#### Exercise material:
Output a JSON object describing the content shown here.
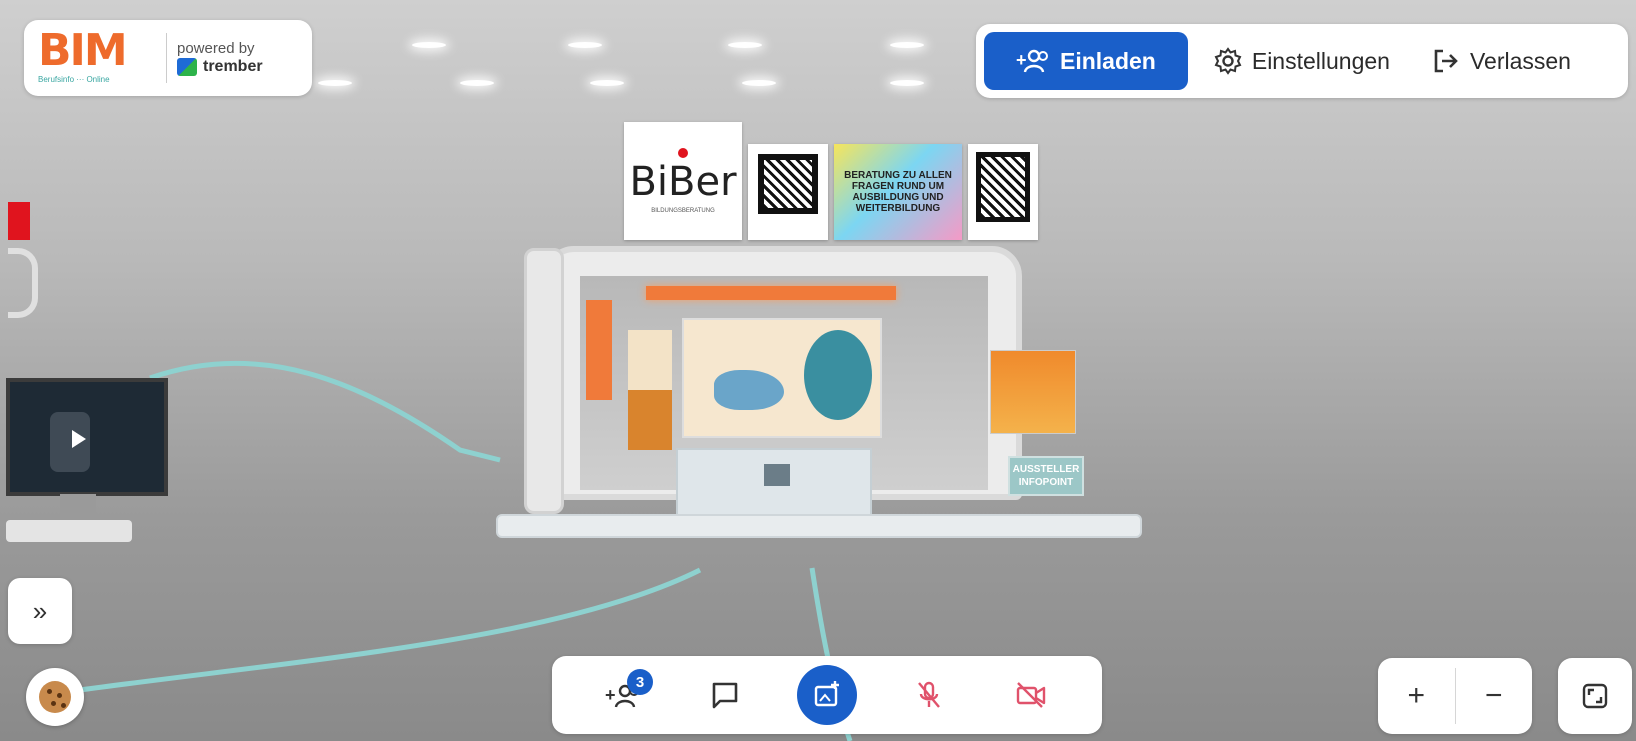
{
  "logo": {
    "brand_text": "BIM",
    "brand_sub": "Berufsinfo ··· Online",
    "powered_by": "powered by",
    "partner": "trember"
  },
  "top_nav": {
    "invite_label": "Einladen",
    "settings_label": "Einstellungen",
    "leave_label": "Verlassen"
  },
  "booth": {
    "logo_text": "BiBer",
    "logo_sub": "BILDUNGSBERATUNG",
    "banner_text": "BERATUNG ZU ALLEN FRAGEN RUND UM AUSBILDUNG UND WEITERBILDUNG",
    "infopoint_label": "AUSSTELLER INFOPOINT"
  },
  "participants": {
    "count": "3"
  },
  "colors": {
    "accent": "#1a5fc9",
    "muted_red": "#e0526b",
    "brand_orange": "#ee6b2c",
    "teal": "#3aa7a2"
  },
  "icons": {
    "invite": "add-people-icon",
    "settings": "gear-icon",
    "leave": "exit-icon",
    "chat": "chat-icon",
    "share": "share-screen-icon",
    "mic": "mic-off-icon",
    "camera": "camera-off-icon",
    "zoom_in": "plus-icon",
    "zoom_out": "minus-icon",
    "fullscreen": "fullscreen-icon",
    "expand": "double-chevron-right-icon",
    "cookie": "cookie-icon"
  },
  "zoom": {
    "in_label": "+",
    "out_label": "−"
  },
  "sidebar": {
    "expand_label": "»"
  }
}
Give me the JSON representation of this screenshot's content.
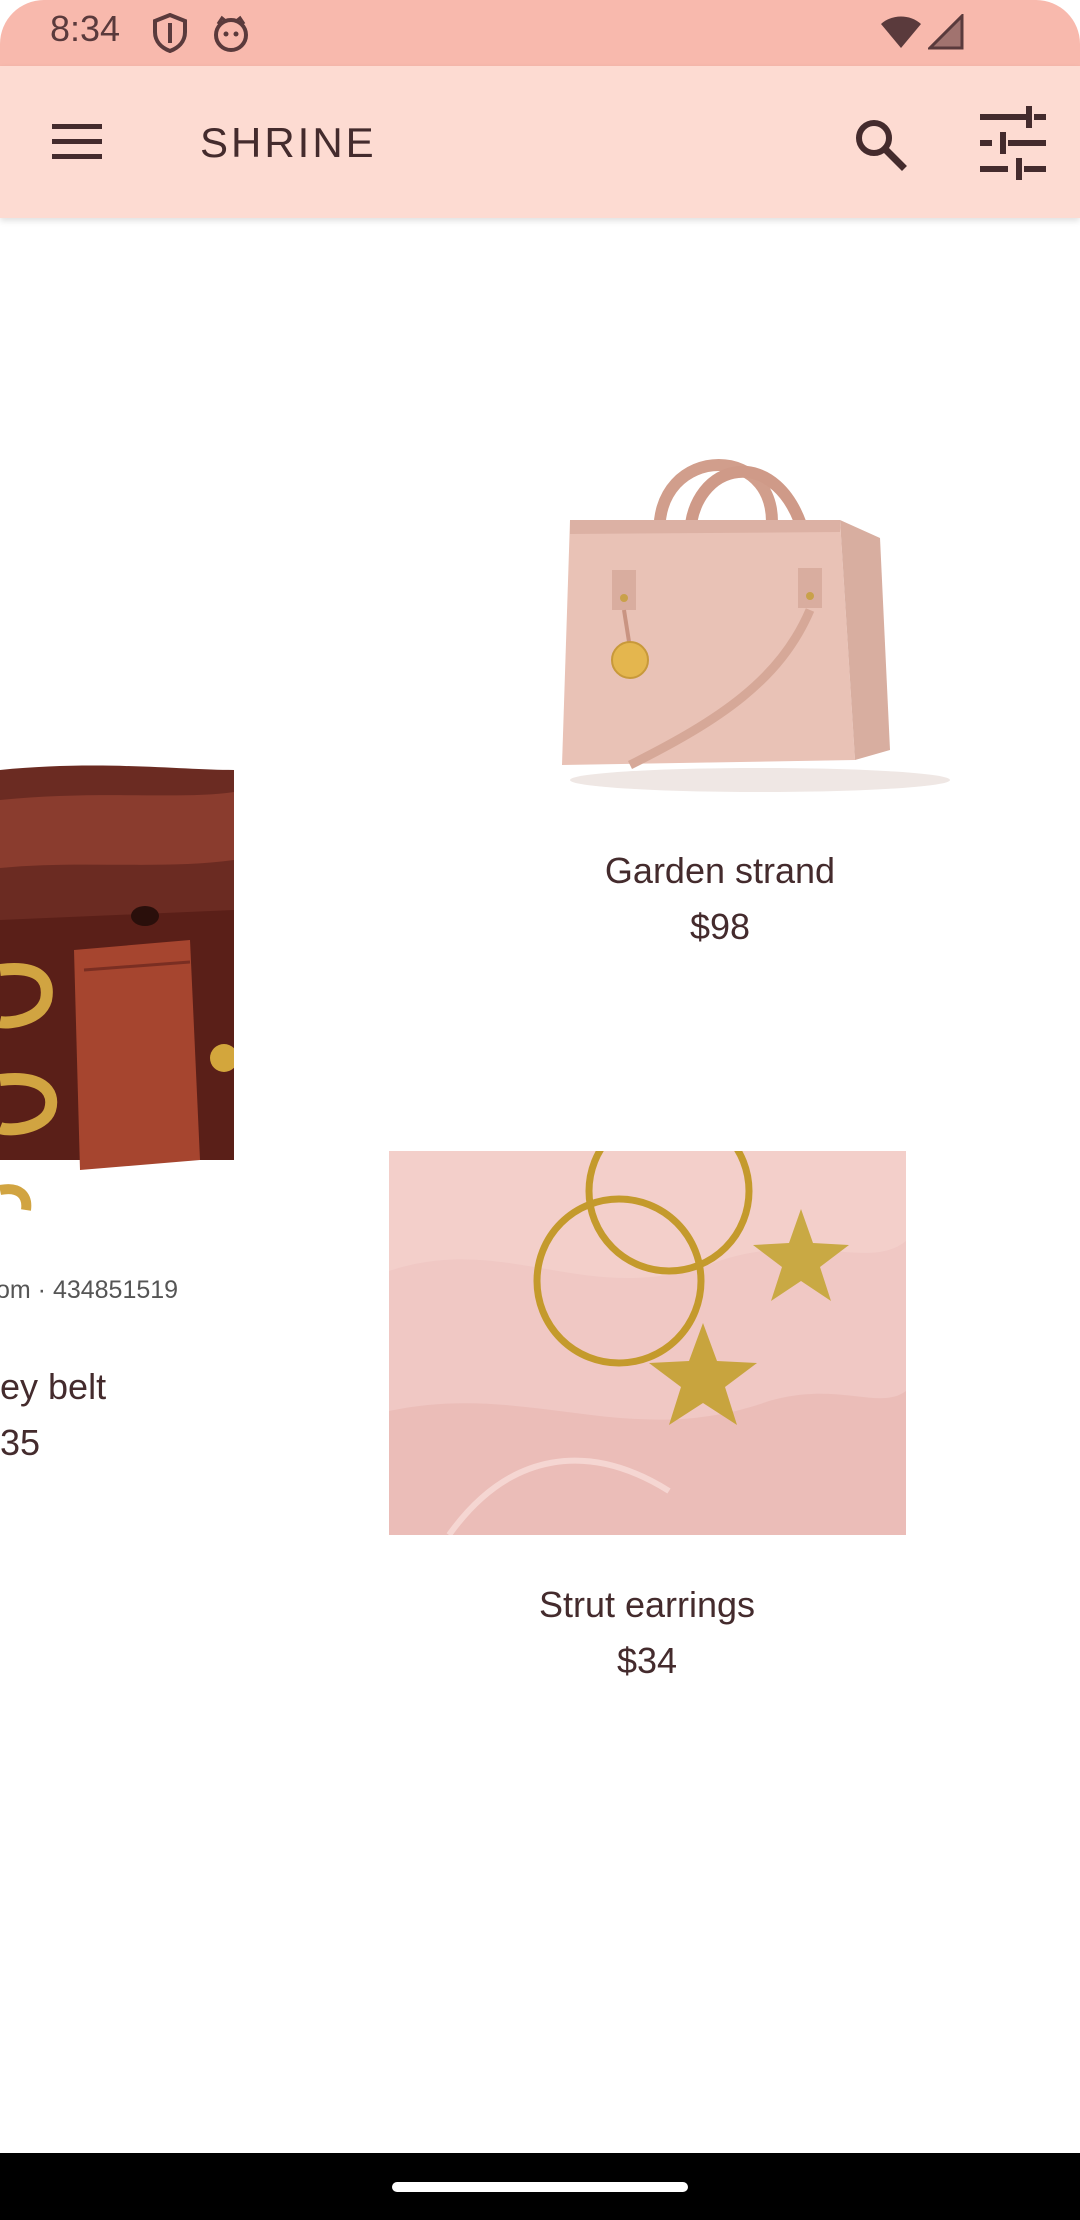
{
  "status_bar": {
    "time": "8:34",
    "icons": [
      "shield-icon",
      "face-icon",
      "wifi-icon",
      "signal-icon"
    ]
  },
  "app_bar": {
    "title": "SHRINE",
    "icons": [
      "menu-icon",
      "search-icon",
      "tune-icon"
    ]
  },
  "products": [
    {
      "name": "Garden strand",
      "price": "$98",
      "image": "handbag"
    },
    {
      "name": "ey belt",
      "price": "35",
      "image": "belt",
      "image_caption": "om · 434851519"
    },
    {
      "name": "Strut earrings",
      "price": "$34",
      "image": "star-earrings"
    }
  ],
  "colors": {
    "status_bar": "#f8b9ad",
    "app_bar": "#fddbd2",
    "text": "#442b2d",
    "nav_bar": "#000000"
  }
}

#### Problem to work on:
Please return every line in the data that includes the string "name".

#### Exercise answer:
      "name": "Garden strand",
      "name": "ey belt",
      "name": "Strut earrings",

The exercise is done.